Proof: If we restrict $$V$$ to the finite subgroup $$p^{-n} \ZZ/\ZZ$$ of $$A$$, then $$V$$ decomposes into isotypic components of the form $$\theta \mapsto \exp(2 \pi i k \theta)$$ for $$k \in \ZZ/p^n \ZZ$$. As we increase $$n$$, isotypic summands may increase, but it can't be more than $$\dim V$$, so it stabilizes for $$n$$ large. Thus, there is some decomposisition $$V = V_1 \oplus V_2 \oplus \cdots \oplus V_r$$ and, for each $$1 \leq j \leq r$$, some sequence $$k^j_n \in \ZZ/p^n \ZZ$$ such that $$p^{-n} \ZZ/\ZZ$$ acts on $$V_j$$ by $$\exp(2 \pi i k^j_n \theta)$$. For $$m < n$$, we have $$k^j_n \equiv k^j_n \bmod p^m$$ (because $$p^{-m} \ZZ/\ZZ \subset p^{-n} \ZZ/\ZZ$$). So $$k^j_n$$ approaches some limit $$k^j \in \ZZ_p$$, and $$A$$ acts on $$V_j$$ by $$\chi_{k^j}$$. $$\square$$
Now we have to show that $$\ZZ \ltimes A$$ does not embed in $$GL(V)$$ for any finite dimensional $$\CC$$ vector space $$V$$. Suppose otherwise.
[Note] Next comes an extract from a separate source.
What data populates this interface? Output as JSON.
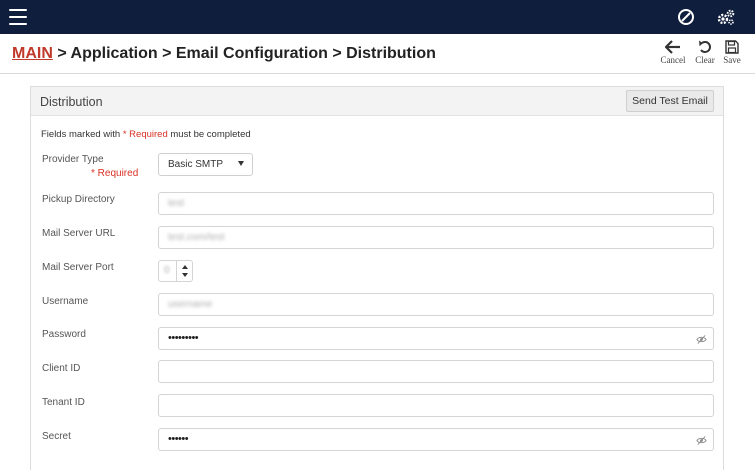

Restrict $$V$$ to $$A$$, so $$V$$ decomposes as a direct sum of $$\chi_k$$'s, let $$K \subset \ZZ_p$$ be the set of $$k$$'s which occur.
I claim that $$K$$ is taken to itself under multiplication by $$r$$. Indeed, if $$v \in V$$ obeys $$(0, \theta) \cdot v = \exp(2 \pi i k \theta) v$$, then $$(0, \theta) \cdot (1,0) \cdot v = (1,0) \cdot (0, r \theta) v = (1,0) \exp(2 \pi i k r \theta) v = \exp(2 \pi i k r \theta) (1,0) v$$, so multiplication by $$(1,0)$$ takes $$A$$-eigenvectors of weight $$k$$ to $$A$$-eigenvectors of weight $$rk$$.
But $$|K| \leq \dim V$$, and the only finite orbit of multiplication by $$r$$ on $$\ZZ_p$$ is $$\{ 0 \}$$. So $$K = \{ 0 \}$$, and the representation $$V$$ has kernel $$A$$, contradicting the assumption that the map $$(\ZZ \ltimes A) \to GL(V)$$ is an embedding. $$\square$$